What the task asks: Say how many of the lines below contain the word "Desktop"; nothing else belongs in the answer.

[Page and application data records]
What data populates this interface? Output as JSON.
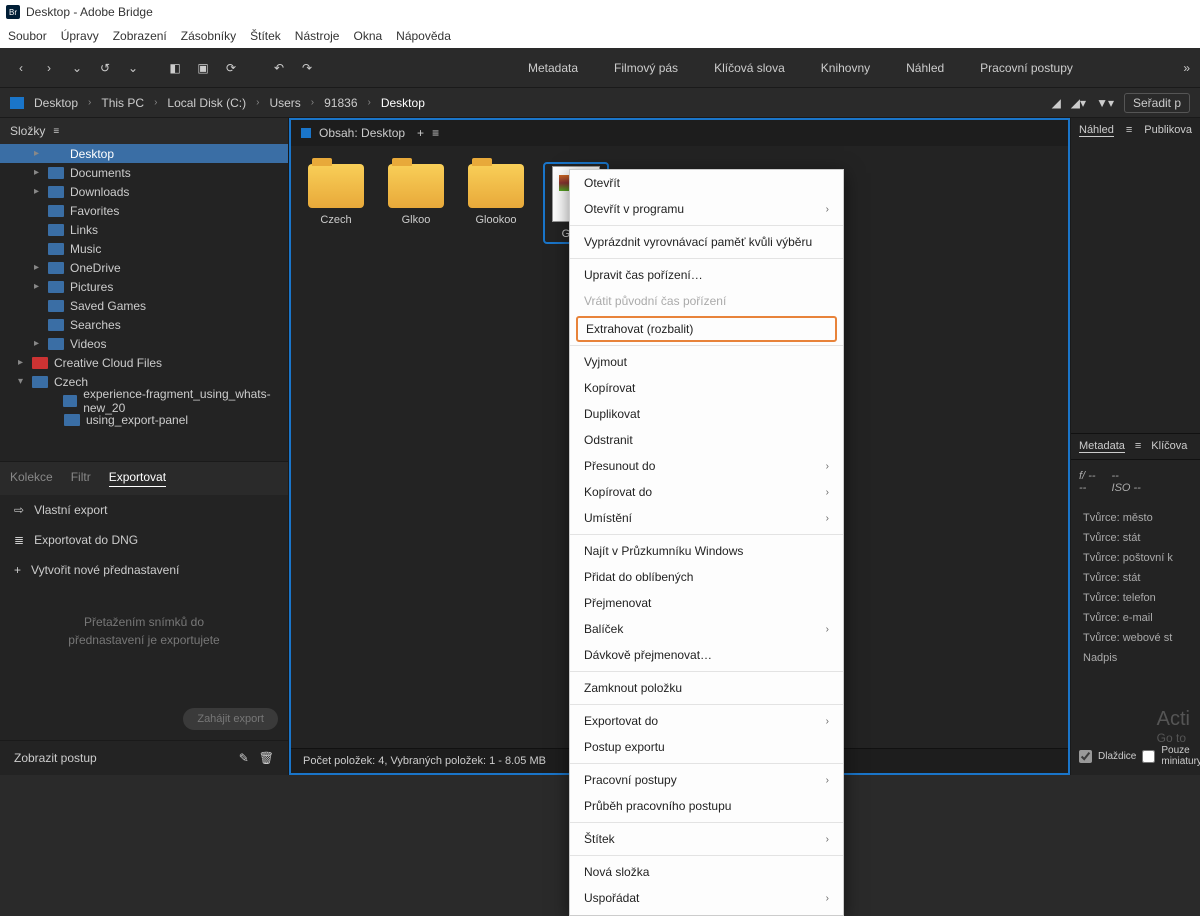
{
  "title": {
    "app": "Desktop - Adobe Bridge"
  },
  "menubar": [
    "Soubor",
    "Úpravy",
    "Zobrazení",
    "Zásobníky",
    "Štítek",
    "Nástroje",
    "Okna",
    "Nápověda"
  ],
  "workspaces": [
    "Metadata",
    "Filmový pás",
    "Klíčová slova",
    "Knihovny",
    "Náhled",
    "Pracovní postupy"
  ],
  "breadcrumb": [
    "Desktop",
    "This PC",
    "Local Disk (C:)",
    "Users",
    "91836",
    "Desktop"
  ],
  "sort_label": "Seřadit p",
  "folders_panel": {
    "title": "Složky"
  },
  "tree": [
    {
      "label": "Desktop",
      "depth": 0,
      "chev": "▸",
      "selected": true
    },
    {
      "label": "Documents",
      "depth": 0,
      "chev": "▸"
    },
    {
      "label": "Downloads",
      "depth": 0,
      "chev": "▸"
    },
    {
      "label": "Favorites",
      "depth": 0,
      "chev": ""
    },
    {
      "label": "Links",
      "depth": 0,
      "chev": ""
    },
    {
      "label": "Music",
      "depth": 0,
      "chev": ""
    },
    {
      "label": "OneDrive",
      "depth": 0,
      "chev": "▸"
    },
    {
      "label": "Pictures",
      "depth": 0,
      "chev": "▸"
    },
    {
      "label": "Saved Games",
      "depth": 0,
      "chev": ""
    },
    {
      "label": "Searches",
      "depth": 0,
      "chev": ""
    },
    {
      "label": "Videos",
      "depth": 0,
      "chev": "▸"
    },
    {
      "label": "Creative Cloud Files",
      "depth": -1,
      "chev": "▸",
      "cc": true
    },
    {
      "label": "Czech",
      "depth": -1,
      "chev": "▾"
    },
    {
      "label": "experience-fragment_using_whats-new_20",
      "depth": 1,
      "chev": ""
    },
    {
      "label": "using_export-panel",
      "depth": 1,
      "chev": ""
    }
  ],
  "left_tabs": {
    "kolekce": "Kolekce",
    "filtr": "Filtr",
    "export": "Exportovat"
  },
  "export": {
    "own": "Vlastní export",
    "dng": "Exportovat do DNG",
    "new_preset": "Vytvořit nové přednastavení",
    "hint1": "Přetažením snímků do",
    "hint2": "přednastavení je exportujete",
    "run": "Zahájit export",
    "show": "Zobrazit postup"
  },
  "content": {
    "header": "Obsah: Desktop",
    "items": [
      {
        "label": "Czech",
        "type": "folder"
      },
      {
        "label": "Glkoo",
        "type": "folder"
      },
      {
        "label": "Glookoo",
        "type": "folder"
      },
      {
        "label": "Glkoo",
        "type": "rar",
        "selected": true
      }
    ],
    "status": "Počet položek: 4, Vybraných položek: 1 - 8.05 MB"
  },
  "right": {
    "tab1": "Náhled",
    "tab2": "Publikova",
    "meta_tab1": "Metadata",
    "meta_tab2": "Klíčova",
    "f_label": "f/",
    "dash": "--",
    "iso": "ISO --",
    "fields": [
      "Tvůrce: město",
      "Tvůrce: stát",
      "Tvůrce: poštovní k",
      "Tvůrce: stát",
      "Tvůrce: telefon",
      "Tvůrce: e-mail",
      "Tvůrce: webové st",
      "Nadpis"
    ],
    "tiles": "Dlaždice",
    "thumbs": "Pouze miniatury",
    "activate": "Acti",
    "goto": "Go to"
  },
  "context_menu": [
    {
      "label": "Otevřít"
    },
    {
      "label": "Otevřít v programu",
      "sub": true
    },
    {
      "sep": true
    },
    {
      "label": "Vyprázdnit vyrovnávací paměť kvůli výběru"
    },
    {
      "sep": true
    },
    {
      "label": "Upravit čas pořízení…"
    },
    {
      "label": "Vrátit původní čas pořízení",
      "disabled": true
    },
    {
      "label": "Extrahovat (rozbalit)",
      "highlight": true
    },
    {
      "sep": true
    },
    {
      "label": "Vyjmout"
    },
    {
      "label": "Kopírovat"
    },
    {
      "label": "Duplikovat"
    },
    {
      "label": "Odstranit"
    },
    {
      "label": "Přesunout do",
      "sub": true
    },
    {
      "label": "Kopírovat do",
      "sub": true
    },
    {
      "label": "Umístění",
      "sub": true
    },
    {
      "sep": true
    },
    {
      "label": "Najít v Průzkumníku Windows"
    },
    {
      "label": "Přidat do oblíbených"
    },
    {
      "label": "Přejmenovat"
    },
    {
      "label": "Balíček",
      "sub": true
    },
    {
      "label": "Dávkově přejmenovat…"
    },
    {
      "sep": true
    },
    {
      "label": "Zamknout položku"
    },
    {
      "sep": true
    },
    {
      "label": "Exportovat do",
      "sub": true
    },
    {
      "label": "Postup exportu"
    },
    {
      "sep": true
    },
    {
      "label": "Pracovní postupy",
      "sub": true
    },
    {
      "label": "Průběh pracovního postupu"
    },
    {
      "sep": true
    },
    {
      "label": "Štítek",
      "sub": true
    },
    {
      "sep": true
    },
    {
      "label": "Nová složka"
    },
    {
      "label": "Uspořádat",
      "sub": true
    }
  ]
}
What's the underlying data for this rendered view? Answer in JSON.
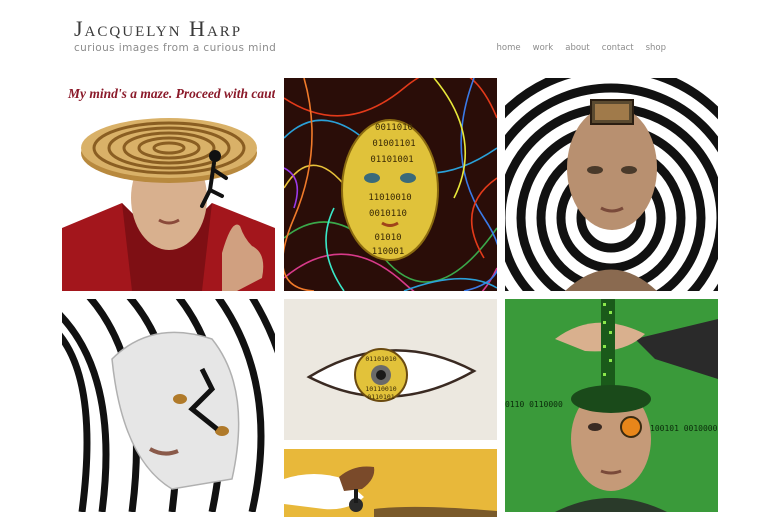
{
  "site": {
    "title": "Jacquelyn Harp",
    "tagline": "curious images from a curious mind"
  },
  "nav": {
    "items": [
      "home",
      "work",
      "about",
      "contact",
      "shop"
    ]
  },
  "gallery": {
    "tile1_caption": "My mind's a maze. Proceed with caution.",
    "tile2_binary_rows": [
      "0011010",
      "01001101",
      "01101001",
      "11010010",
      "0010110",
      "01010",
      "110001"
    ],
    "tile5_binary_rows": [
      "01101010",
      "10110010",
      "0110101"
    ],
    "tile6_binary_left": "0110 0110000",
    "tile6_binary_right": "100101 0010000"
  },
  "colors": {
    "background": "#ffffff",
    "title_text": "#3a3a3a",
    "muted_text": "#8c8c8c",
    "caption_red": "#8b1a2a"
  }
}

Answer area: 5